Start of Materials provided

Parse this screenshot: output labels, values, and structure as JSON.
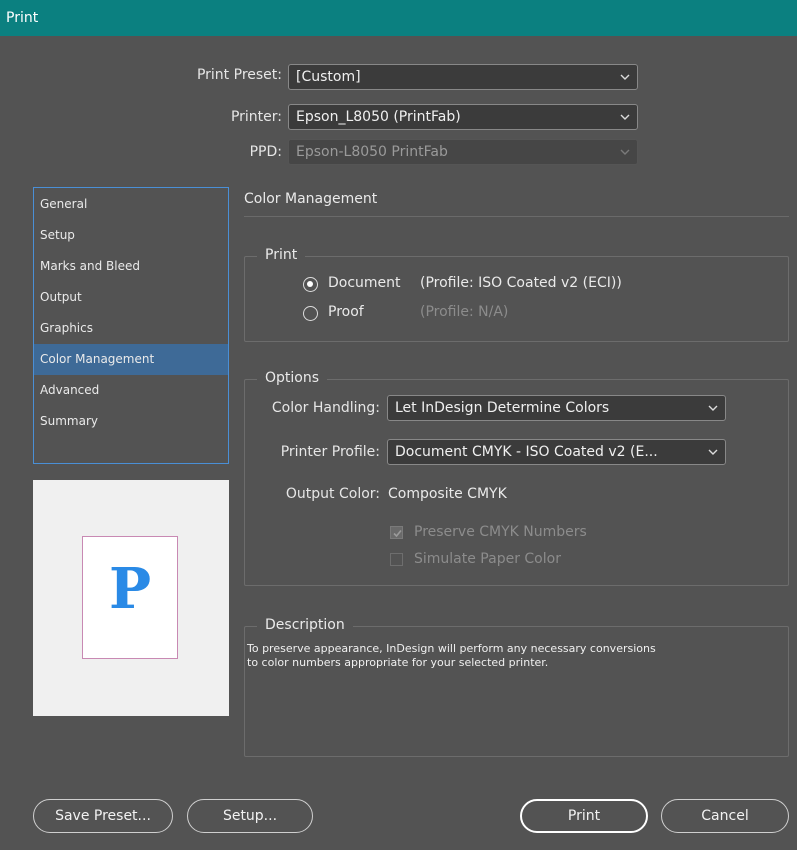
{
  "window": {
    "title": "Print"
  },
  "top": {
    "preset_label": "Print Preset:",
    "preset_value": "[Custom]",
    "printer_label": "Printer:",
    "printer_value": "Epson_L8050 (PrintFab)",
    "ppd_label": "PPD:",
    "ppd_value": "Epson-L8050 PrintFab"
  },
  "sidebar": {
    "items": [
      {
        "label": "General"
      },
      {
        "label": "Setup"
      },
      {
        "label": "Marks and Bleed"
      },
      {
        "label": "Output"
      },
      {
        "label": "Graphics"
      },
      {
        "label": "Color Management"
      },
      {
        "label": "Advanced"
      },
      {
        "label": "Summary"
      }
    ],
    "active": "Color Management"
  },
  "preview": {
    "letter": "P"
  },
  "main": {
    "title": "Color Management",
    "print_group": {
      "title": "Print",
      "document_label": "Document",
      "document_profile": "(Profile: ISO Coated v2 (ECI))",
      "proof_label": "Proof",
      "proof_profile": "(Profile: N/A)",
      "selected": "Document"
    },
    "options_group": {
      "title": "Options",
      "color_handling_label": "Color Handling:",
      "color_handling_value": "Let InDesign Determine Colors",
      "printer_profile_label": "Printer Profile:",
      "printer_profile_value": "Document CMYK - ISO Coated v2 (E...",
      "output_color_label": "Output Color:",
      "output_color_value": "Composite CMYK",
      "preserve_cmyk_label": "Preserve CMYK Numbers",
      "preserve_cmyk_checked": true,
      "simulate_paper_label": "Simulate Paper Color",
      "simulate_paper_checked": false
    },
    "description_group": {
      "title": "Description",
      "line1": "To preserve appearance, InDesign will perform any necessary conversions",
      "line2": "to color numbers appropriate for your selected printer."
    }
  },
  "buttons": {
    "save_preset": "Save Preset...",
    "setup": "Setup...",
    "print": "Print",
    "cancel": "Cancel"
  },
  "colors": {
    "titlebar": "#0b8080",
    "background": "#535353",
    "selection": "#3e6a97",
    "focus": "#4a8fd6"
  }
}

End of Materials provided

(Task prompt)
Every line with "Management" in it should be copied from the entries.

(Answer space)
        "label": "Color Management"
    "active": "Color Management"
    "title": "Color Management",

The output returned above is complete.